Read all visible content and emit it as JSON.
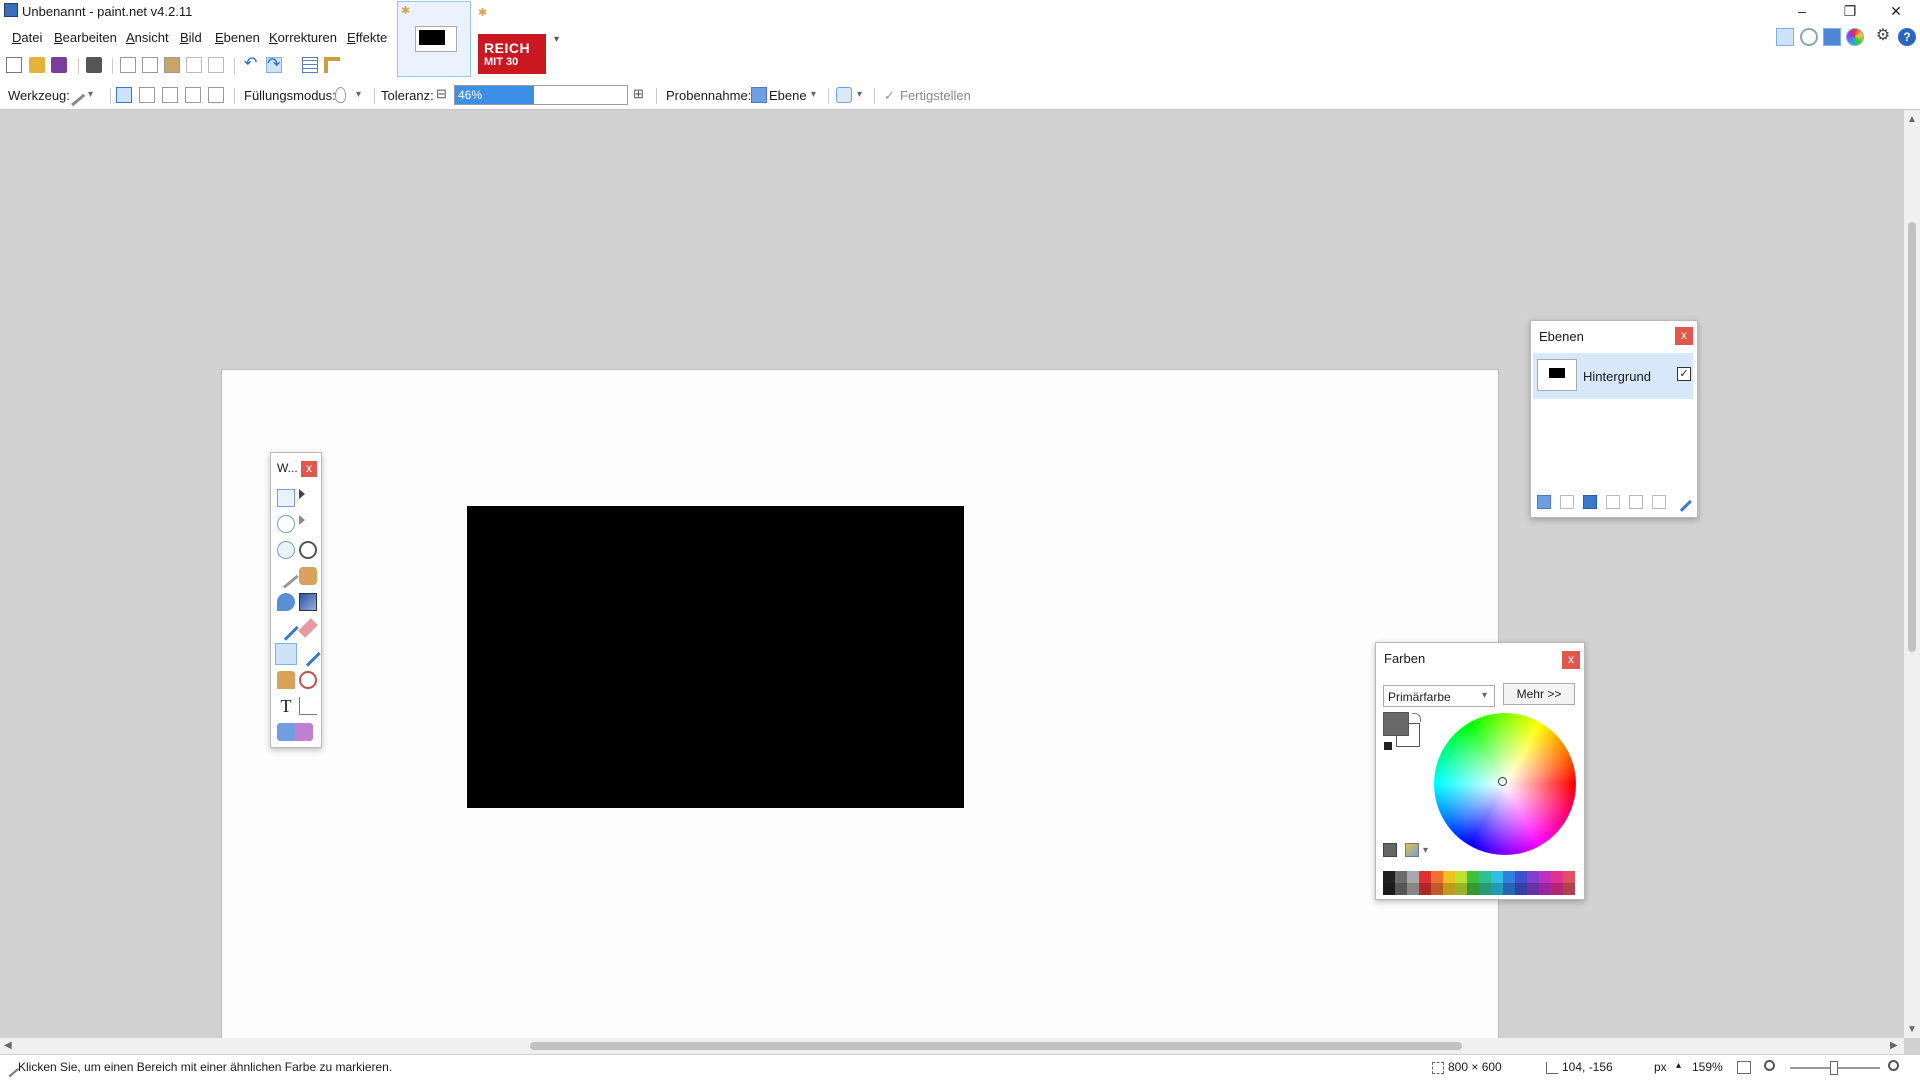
{
  "window": {
    "title": "Unbenannt - paint.net v4.2.11",
    "minimize": "–",
    "maximize": "❐",
    "close": "✕"
  },
  "menu": {
    "items": [
      "Datei",
      "Bearbeiten",
      "Ansicht",
      "Bild",
      "Ebenen",
      "Korrekturen",
      "Effekte"
    ]
  },
  "tabs": {
    "image_tab_text": "REICH",
    "image_tab_sub": "MIT 30",
    "star": "✱",
    "overflow": "▾"
  },
  "tool_options": {
    "tool_label": "Werkzeug:",
    "fill_mode_label": "Füllungsmodus:",
    "tolerance_label": "Toleranz:",
    "tolerance_value": "46%",
    "tolerance_fraction": 0.46,
    "sampling_label": "Probennahme:",
    "sampling_value": "Ebene",
    "finish_label": "Fertigstellen",
    "minus": "⊟",
    "plus": "⊞",
    "dropdown": "▾",
    "check": "✓"
  },
  "tools_window": {
    "title": "W...",
    "close": "x",
    "text_tool_glyph": "T"
  },
  "layers_window": {
    "title": "Ebenen",
    "close": "x",
    "layer_name": "Hintergrund",
    "layer_visible_check": "✓"
  },
  "colors_window": {
    "title": "Farben",
    "close": "x",
    "mode_select": "Primärfarbe",
    "more_button": "Mehr >>",
    "primary_color": "#6a6a6a",
    "secondary_color": "#ffffff"
  },
  "status": {
    "hint": "Klicken Sie, um einen Bereich mit einer ähnlichen Farbe zu markieren.",
    "image_size": "800 × 600",
    "cursor_pos": "104, -156",
    "unit": "px",
    "unit_arrow": "▴",
    "zoom": "159%"
  },
  "scroll": {
    "up": "▲",
    "down": "▼",
    "left": "◀",
    "right": "▶"
  },
  "colors": {
    "accent": "#3b8fe6",
    "panel_close": "#e0574e",
    "canvas_bg": "#d2d2d2"
  },
  "palette": [
    "#202020",
    "#6b6b6b",
    "#a8a8a8",
    "#e03030",
    "#f07030",
    "#f0c020",
    "#c0e030",
    "#40c040",
    "#30c090",
    "#30c0e0",
    "#3080e0",
    "#4050d0",
    "#8040d0",
    "#c030c0",
    "#e03090",
    "#e05060"
  ]
}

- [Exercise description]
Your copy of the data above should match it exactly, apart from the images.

- [Task solution]
Read all visible content and emit it as JSON.
{
  "window": {
    "title": "Unbenannt - paint.net v4.2.11",
    "minimize": "–",
    "maximize": "❐",
    "close": "✕"
  },
  "menu": {
    "items": [
      "Datei",
      "Bearbeiten",
      "Ansicht",
      "Bild",
      "Ebenen",
      "Korrekturen",
      "Effekte"
    ]
  },
  "tabs": {
    "image_tab_text": "REICH",
    "image_tab_sub": "MIT 30",
    "star": "✱",
    "overflow": "▾"
  },
  "tool_options": {
    "tool_label": "Werkzeug:",
    "fill_mode_label": "Füllungsmodus:",
    "tolerance_label": "Toleranz:",
    "tolerance_value": "46%",
    "tolerance_fraction": 0.46,
    "sampling_label": "Probennahme:",
    "sampling_value": "Ebene",
    "finish_label": "Fertigstellen",
    "minus": "⊟",
    "plus": "⊞",
    "dropdown": "▾",
    "check": "✓"
  },
  "tools_window": {
    "title": "W...",
    "close": "x",
    "text_tool_glyph": "T"
  },
  "layers_window": {
    "title": "Ebenen",
    "close": "x",
    "layer_name": "Hintergrund",
    "layer_visible_check": "✓"
  },
  "colors_window": {
    "title": "Farben",
    "close": "x",
    "mode_select": "Primärfarbe",
    "more_button": "Mehr >>",
    "primary_color": "#6a6a6a",
    "secondary_color": "#ffffff"
  },
  "status": {
    "hint": "Klicken Sie, um einen Bereich mit einer ähnlichen Farbe zu markieren.",
    "image_size": "800 × 600",
    "cursor_pos": "104, -156",
    "unit": "px",
    "unit_arrow": "▴",
    "zoom": "159%"
  },
  "scroll": {
    "up": "▲",
    "down": "▼",
    "left": "◀",
    "right": "▶"
  },
  "colors": {
    "accent": "#3b8fe6",
    "panel_close": "#e0574e",
    "canvas_bg": "#d2d2d2"
  },
  "palette": [
    "#202020",
    "#6b6b6b",
    "#a8a8a8",
    "#e03030",
    "#f07030",
    "#f0c020",
    "#c0e030",
    "#40c040",
    "#30c090",
    "#30c0e0",
    "#3080e0",
    "#4050d0",
    "#8040d0",
    "#c030c0",
    "#e03090",
    "#e05060"
  ]
}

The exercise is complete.